- Resolution: the main conflict is resolved, and the main character is victorious
7. Write your draft
Writing the first draft of your novel — or any book — is a process of discovery. It’s about creating something from nothing and finding out what your story is about. You’re not trying to write a masterpiece. You’re simply building the bones of your story. Think of it as an outline for a new building: just as no builder would start constructing the roof before they had finished putting up the walls and laying the foundations, no author should try to write the prettiest passages in their book while they’re still working on getting everything down on paper.
You should also think of your first draft as an opportunity to remove pressure from yourself. Writing the first draft is where you can let yourself go. It’s where you can be brave and bold and experimental, knowing that if you don’t like something later on, or if it doesn’t work, you can change it or take it out altogether.
8. Revise your story
Revising a story is one of the most important parts of writing a novel. Revising helps you ensure that every word in your story serves a purpose. It also enables you to make sure that you haven’t made any mistakes while writing your first draft.
Revising is more than just fixing mistakes. Revising is when you look at every aspect of your story—characters, setting, plot—and figure out what works and what doesn’t work. When revising, you might discover that one of your characters doesn’t seem like they belong in the story anymore. Or that a plot twist isn’t believable because it doesn’t make sense with everything else that has. It serves as a writing checkpoint before publication.
9. Get feedback.
Congratulations, you just finished writing a novel! Now what?
If you want to publish it, the first step is to make sure your book is as good as possible. That means getting feedback from readers — ideally, potential readers — so you can identify any problems before you send your manuscript out into the world.
But where do you find those readers?
The answer is: everywhere. Here are a few suggestions for getting feedback on your novel before its publication:
- Ask your friends and family to read it. This might seem like an obvious choice, but sometimes we don’t think about the people closest to us when we’re looking for help with our projects. If you don’t ask them, they might never know they had the opportunity to give their feedback. And most of us have some friends or family members who would be happy to help in this way.

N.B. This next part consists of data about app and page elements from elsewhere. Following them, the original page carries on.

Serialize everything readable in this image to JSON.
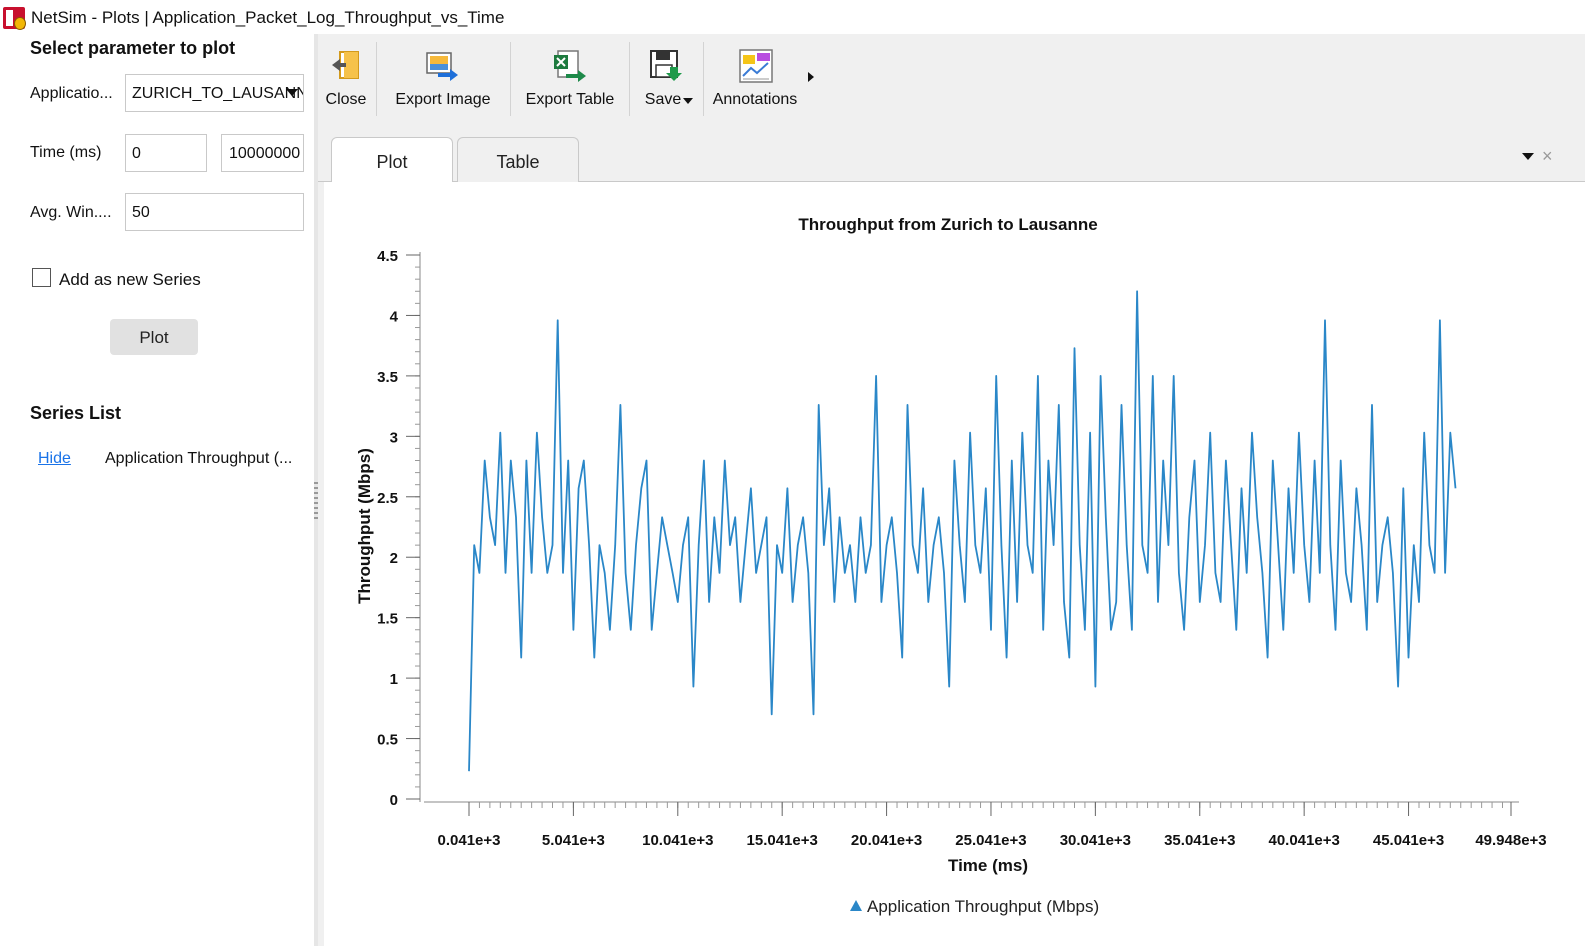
{
  "window": {
    "title": "NetSim - Plots | Application_Packet_Log_Throughput_vs_Time"
  },
  "left_panel": {
    "heading": "Select parameter to plot",
    "application_label": "Applicatio...",
    "application_value": "ZURICH_TO_LAUSANNE",
    "time_label": "Time (ms)",
    "time_start": "0",
    "time_end": "10000000",
    "avg_window_label": "Avg. Win....",
    "avg_window_value": "50",
    "add_series_label": "Add as new Series",
    "add_series_checked": false,
    "plot_button": "Plot",
    "series_list_heading": "Series List",
    "series": [
      {
        "action": "Hide",
        "name": "Application Throughput (..."
      }
    ]
  },
  "toolbar": {
    "close": "Close",
    "export_image": "Export Image",
    "export_table": "Export Table",
    "save": "Save",
    "annotations": "Annotations"
  },
  "tabs": {
    "plot": "Plot",
    "table": "Table",
    "close_glyph": "×"
  },
  "icons": {
    "close": "close-doc-icon",
    "export_image": "export-image-icon",
    "export_table": "export-excel-icon",
    "save": "save-floppy-icon",
    "annotations": "annotations-icon"
  },
  "chart_data": {
    "type": "line",
    "title": "Throughput from Zurich to Lausanne",
    "xlabel": "Time (ms)",
    "ylabel": "Throughput (Mbps)",
    "xlim": [
      41,
      49948
    ],
    "ylim": [
      0,
      4.5
    ],
    "yticks": [
      "0",
      "0.5",
      "1",
      "1.5",
      "2",
      "2.5",
      "3",
      "3.5",
      "4",
      "4.5"
    ],
    "xticks": [
      {
        "x": 41,
        "label": "0.041e+3"
      },
      {
        "x": 5041,
        "label": "5.041e+3"
      },
      {
        "x": 10041,
        "label": "10.041e+3"
      },
      {
        "x": 15041,
        "label": "15.041e+3"
      },
      {
        "x": 20041,
        "label": "20.041e+3"
      },
      {
        "x": 25041,
        "label": "25.041e+3"
      },
      {
        "x": 30041,
        "label": "30.041e+3"
      },
      {
        "x": 35041,
        "label": "35.041e+3"
      },
      {
        "x": 40041,
        "label": "40.041e+3"
      },
      {
        "x": 45041,
        "label": "45.041e+3"
      },
      {
        "x": 49948,
        "label": "49.948e+3"
      }
    ],
    "grid": false,
    "legend": "bottom-center",
    "series": [
      {
        "name": "Application Throughput (Mbps)",
        "color": "#2a87c8",
        "x_start": 41,
        "x_step": 250,
        "values": [
          0.23,
          2.1,
          1.87,
          2.8,
          2.33,
          2.1,
          3.03,
          1.87,
          2.8,
          2.33,
          1.17,
          2.8,
          1.87,
          3.03,
          2.33,
          1.87,
          2.1,
          3.96,
          1.87,
          2.8,
          1.4,
          2.57,
          2.8,
          2.1,
          1.17,
          2.1,
          1.87,
          1.4,
          2.1,
          3.26,
          1.87,
          1.4,
          2.1,
          2.57,
          2.8,
          1.4,
          1.87,
          2.33,
          2.1,
          1.87,
          1.63,
          2.1,
          2.33,
          0.93,
          2.1,
          2.8,
          1.63,
          2.33,
          1.87,
          2.8,
          2.1,
          2.33,
          1.63,
          2.1,
          2.57,
          1.87,
          2.1,
          2.33,
          0.7,
          2.1,
          1.87,
          2.57,
          1.63,
          2.1,
          2.33,
          1.87,
          0.7,
          3.26,
          2.1,
          2.57,
          1.63,
          2.33,
          1.87,
          2.1,
          1.63,
          2.33,
          1.87,
          2.1,
          3.5,
          1.63,
          2.1,
          2.33,
          1.87,
          1.17,
          3.26,
          2.1,
          1.87,
          2.57,
          1.63,
          2.1,
          2.33,
          1.87,
          0.93,
          2.8,
          2.1,
          1.63,
          3.03,
          2.1,
          1.87,
          2.57,
          1.4,
          3.5,
          2.1,
          1.17,
          2.8,
          1.63,
          3.03,
          2.1,
          1.87,
          3.5,
          1.4,
          2.8,
          2.1,
          3.26,
          1.63,
          1.17,
          3.73,
          2.1,
          1.4,
          3.03,
          0.93,
          3.5,
          2.33,
          1.4,
          1.63,
          3.26,
          2.1,
          1.4,
          4.2,
          2.1,
          1.87,
          3.5,
          1.63,
          2.8,
          2.1,
          3.5,
          1.87,
          1.4,
          2.33,
          2.8,
          1.63,
          2.1,
          3.03,
          1.87,
          1.63,
          2.8,
          2.1,
          1.4,
          2.57,
          1.87,
          3.03,
          2.33,
          1.87,
          1.17,
          2.8,
          2.1,
          1.4,
          2.57,
          1.87,
          3.03,
          2.1,
          1.63,
          2.8,
          1.87,
          3.96,
          2.1,
          1.4,
          2.8,
          1.87,
          1.63,
          2.57,
          2.1,
          1.4,
          3.26,
          1.63,
          2.1,
          2.33,
          1.87,
          0.93,
          2.57,
          1.17,
          2.1,
          1.63,
          3.03,
          2.1,
          1.87,
          3.96,
          1.87,
          3.03,
          2.57
        ]
      }
    ]
  }
}
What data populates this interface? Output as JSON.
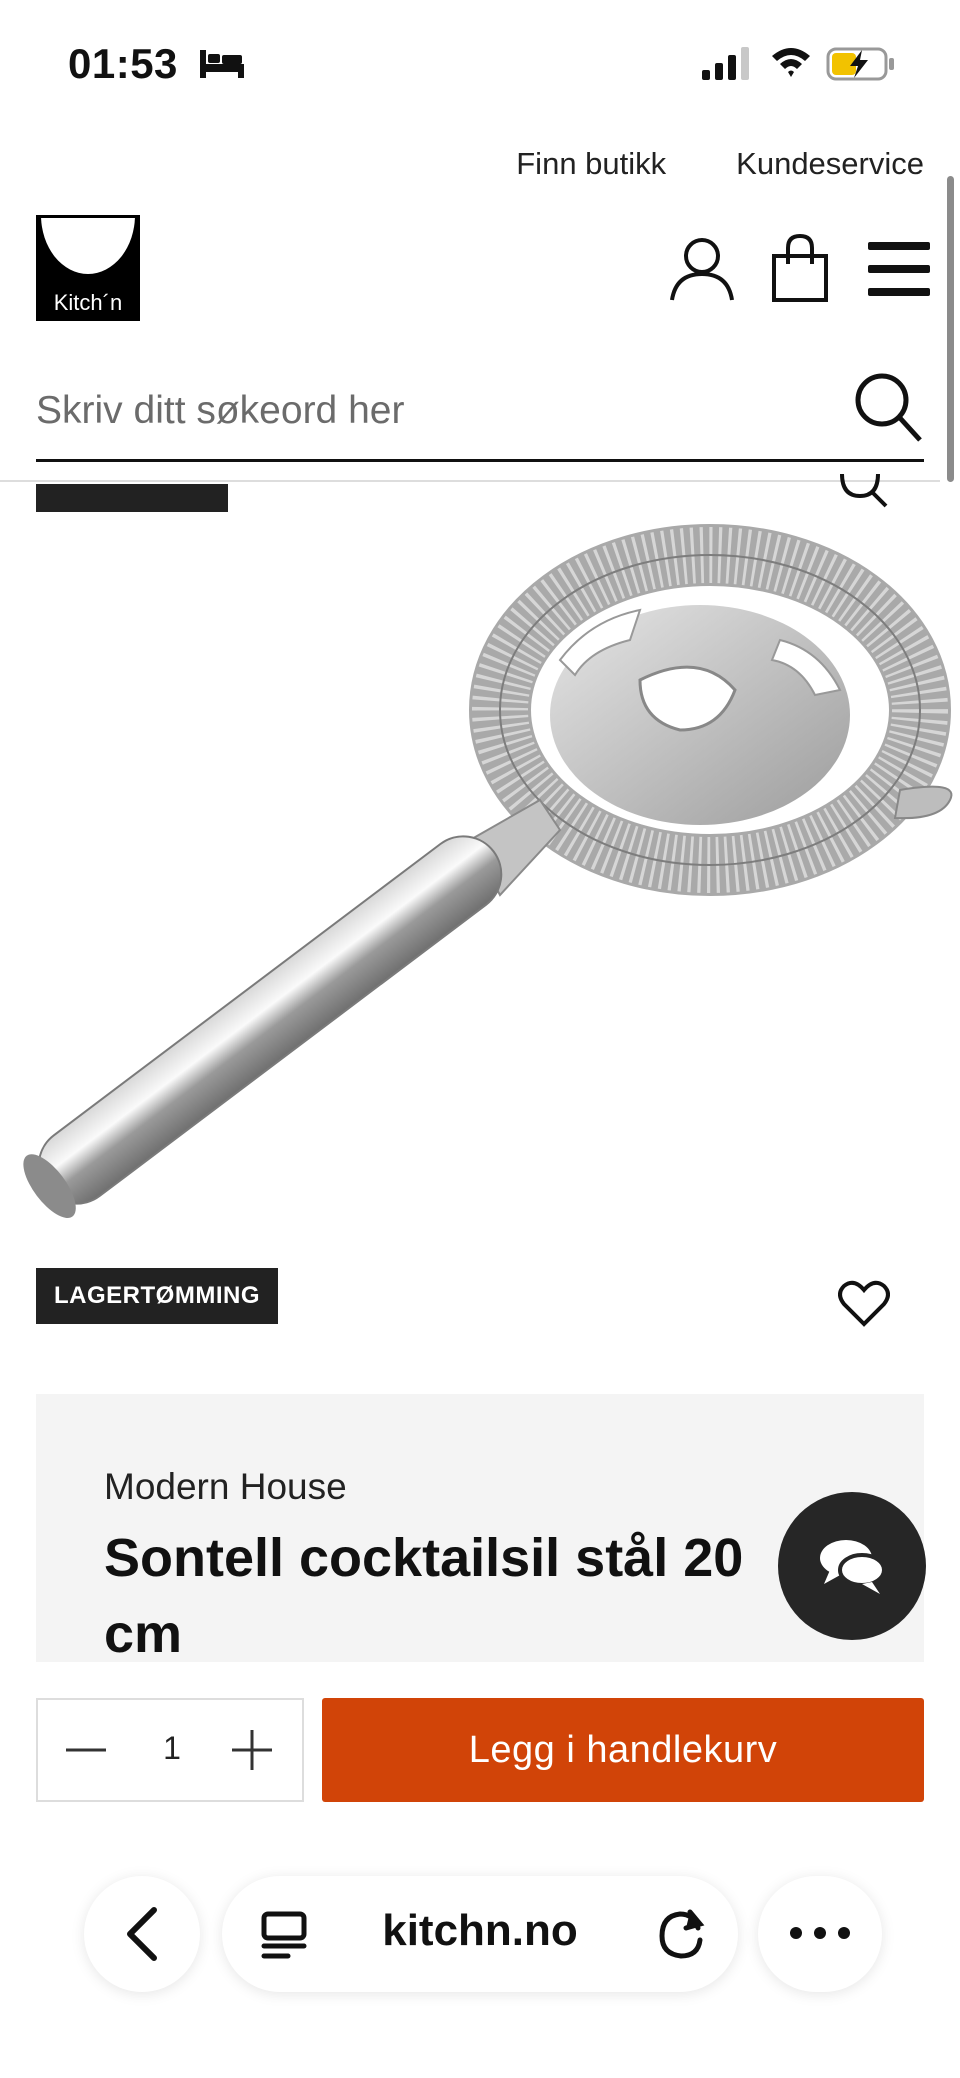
{
  "status_bar": {
    "time": "01:53",
    "icons": [
      "bed-icon",
      "signal-icon",
      "wifi-icon",
      "battery-charging-icon"
    ]
  },
  "top_links": [
    "Finn butikk",
    "Kundeservice"
  ],
  "logo": {
    "text": "Kitch´n"
  },
  "header_icons": [
    "account-icon",
    "cart-icon",
    "menu-icon"
  ],
  "search": {
    "placeholder": "Skriv ditt søkeord her",
    "value": ""
  },
  "product": {
    "badge": "LAGERTØMMING",
    "brand": "Modern House",
    "title": "Sontell cocktailsil stål 20 cm",
    "image_icon": "cocktail-strainer-image"
  },
  "purchase": {
    "quantity": "1",
    "add_to_cart_label": "Legg i handlekurv"
  },
  "browser": {
    "url": "kitchn.no"
  },
  "colors": {
    "accent": "#d14408",
    "dark": "#262626",
    "panel": "#f4f4f4"
  }
}
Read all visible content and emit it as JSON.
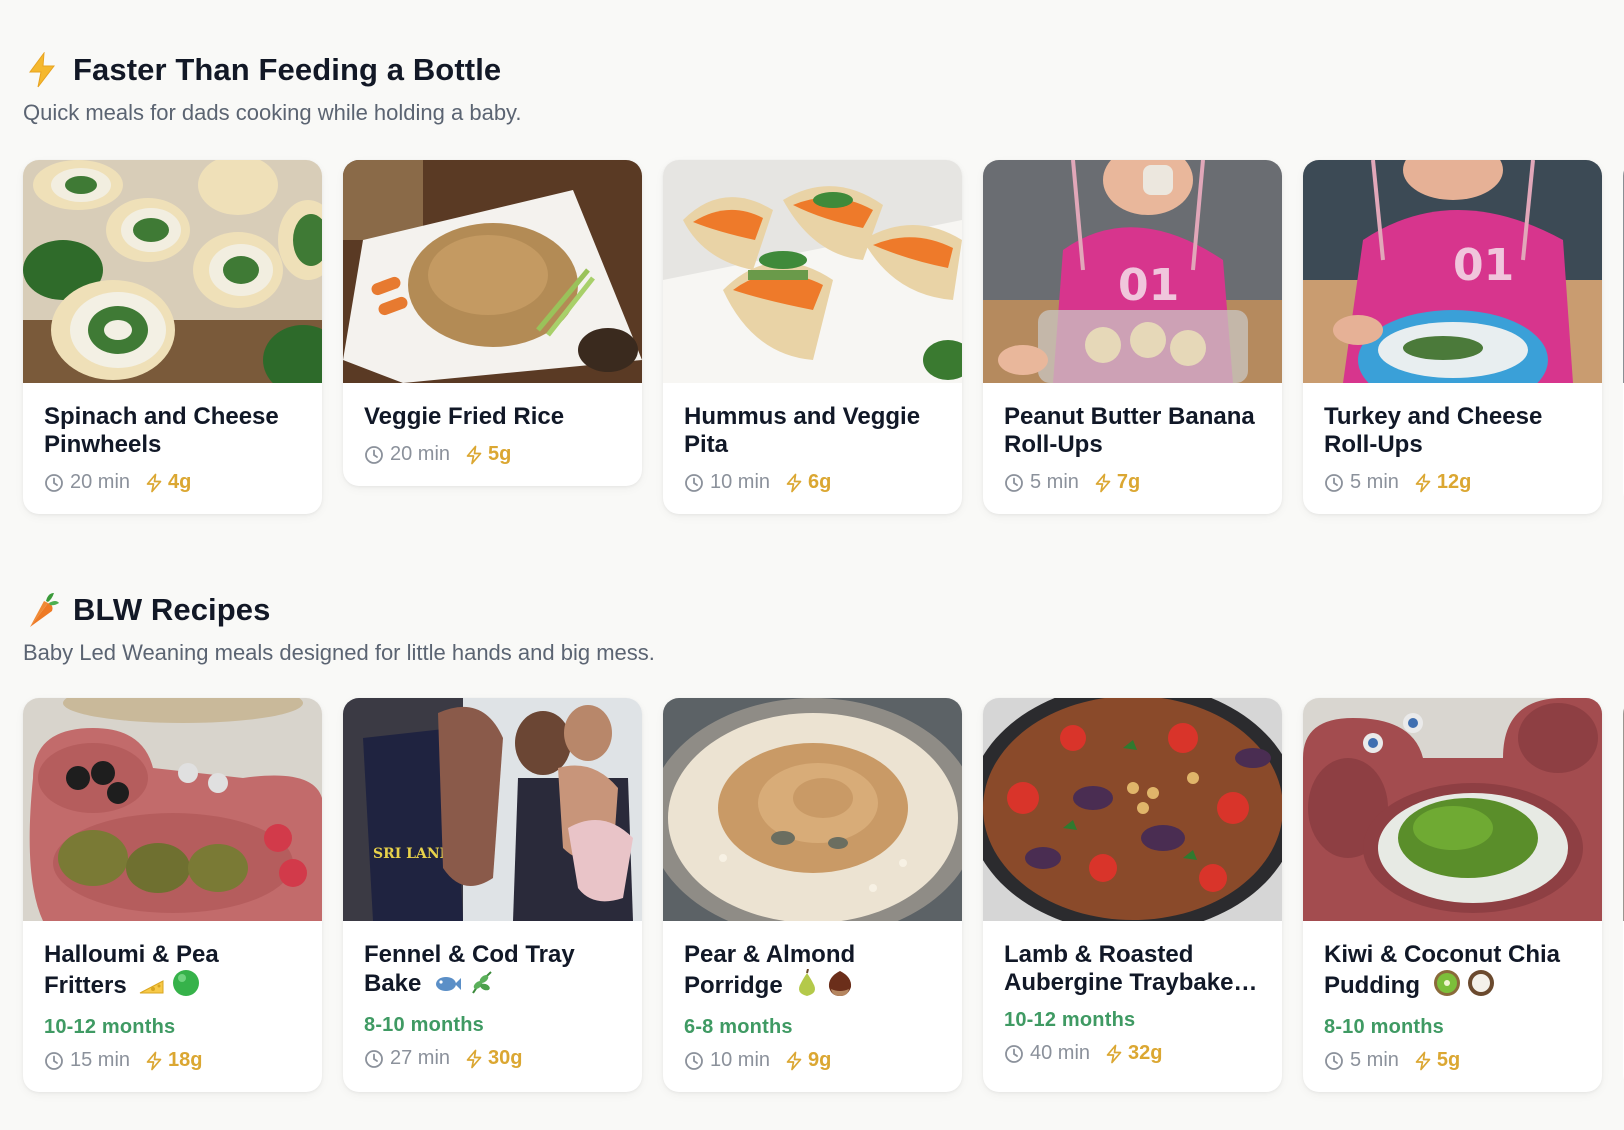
{
  "sections": [
    {
      "icon": "lightning-icon",
      "title": "Faster Than Feeding a Bottle",
      "subtitle": "Quick meals for dads cooking while holding a baby.",
      "cards": [
        {
          "title": "Spinach and Cheese Pinwheels",
          "time": "20 min",
          "protein": "4g",
          "image": "pinwheels-photo"
        },
        {
          "title": "Veggie Fried Rice",
          "time": "20 min",
          "protein": "5g",
          "image": "fried-rice-photo"
        },
        {
          "title": "Hummus and Veggie Pita",
          "time": "10 min",
          "protein": "6g",
          "image": "pita-photo"
        },
        {
          "title": "Peanut Butter Banana Roll-Ups",
          "time": "5 min",
          "protein": "7g",
          "image": "baby-rollups-photo"
        },
        {
          "title": "Turkey and Cheese Roll-Ups",
          "time": "5 min",
          "protein": "12g",
          "image": "baby-bowl-photo"
        }
      ]
    },
    {
      "icon": "carrot-icon",
      "title": "BLW Recipes",
      "subtitle": "Baby Led Weaning meals designed for little hands and big mess.",
      "cards": [
        {
          "title": "Halloumi & Pea Fritters",
          "emojis": [
            "cheese-emoji",
            "green-circle-emoji"
          ],
          "age": "10-12 months",
          "time": "15 min",
          "protein": "18g",
          "image": "fritters-photo"
        },
        {
          "title": "Fennel & Cod Tray Bake",
          "emojis": [
            "fish-emoji",
            "herb-emoji"
          ],
          "age": "8-10 months",
          "time": "27 min",
          "protein": "30g",
          "image": "family-fish-photo"
        },
        {
          "title": "Pear & Almond Porridge",
          "emojis": [
            "pear-emoji",
            "chestnut-emoji"
          ],
          "age": "6-8 months",
          "time": "10 min",
          "protein": "9g",
          "image": "porridge-photo"
        },
        {
          "title": "Lamb & Roasted Aubergine Traybake…",
          "emojis": [],
          "age": "10-12 months",
          "time": "40 min",
          "protein": "32g",
          "image": "traybake-photo"
        },
        {
          "title": "Kiwi & Coconut Chia Pudding",
          "emojis": [
            "kiwi-emoji",
            "coconut-emoji"
          ],
          "age": "8-10 months",
          "time": "5 min",
          "protein": "5g",
          "image": "chia-pudding-photo"
        }
      ]
    }
  ],
  "colors": {
    "background": "#f9f9f7",
    "card": "#ffffff",
    "title": "#111827",
    "subtitle": "#5b6472",
    "muted": "#8b919b",
    "protein": "#dba732",
    "age": "#3f9a63"
  }
}
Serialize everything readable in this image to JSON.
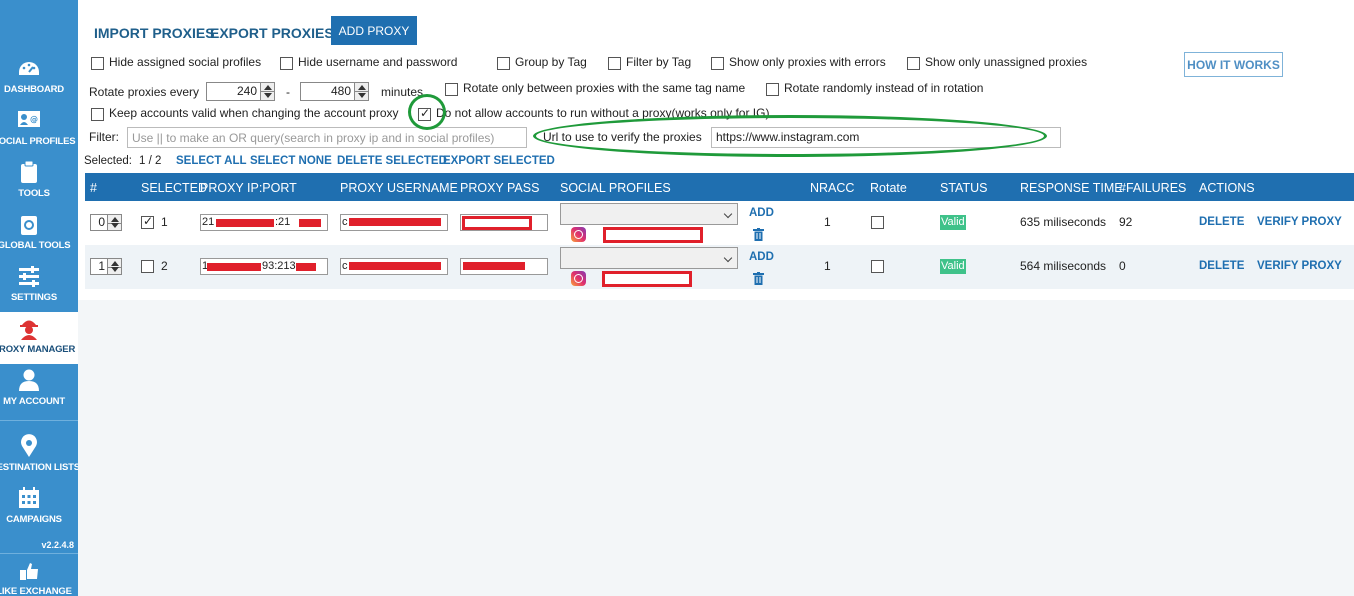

- Find a writers’ group online that can offer feedback in exchange for yours. Facebook hosts various writing groups with members that are more than accommodating to read and provide feedback to your work
Once you receive your feedback, you can use this as a guideline for any revision you might need to adjust in your novel.
10. Hire an editor.
Getting a professional editor, especially for fiction writers, is the best investment you can make before publishing your novel.
Editors improve your writing. They know the ins and outs of storytelling. They’ll keep you from overusing adverbs and adjectives, tell you when your dialogue sounds stilted or unnatural, and point out when your characters are inconsistent or unconvincing. A good editor will help you with all these things, even if they aren’t specifically tasked.
Some editors charge $6 to $15 per page, while the average rate is $.06 per word or $12 per page.
Recommended courses for writing a novel
If you want a more thorough guide on writing a novel, here are a few of our writing courses that will help you:
- Novel Writing Masterclass
- Novel Writing: Master your Inner Writer
- Fiction Writing: Write and Publish your first novel
- Write a Great “How to” Book Fast: How to Write Books that Sell
Taking the first steps toward writing a novel is often the most challenging part. Once you start writing, though, you realize that all of your fears are for naught. You might have doubts about your ability to write a novel, but you can do it. Your first draft will likely be terrible—that’s okay. You’ll quickly get better as you rewrite and flesh out your plotline. The only way to do it is to just begin, so why not give it a try?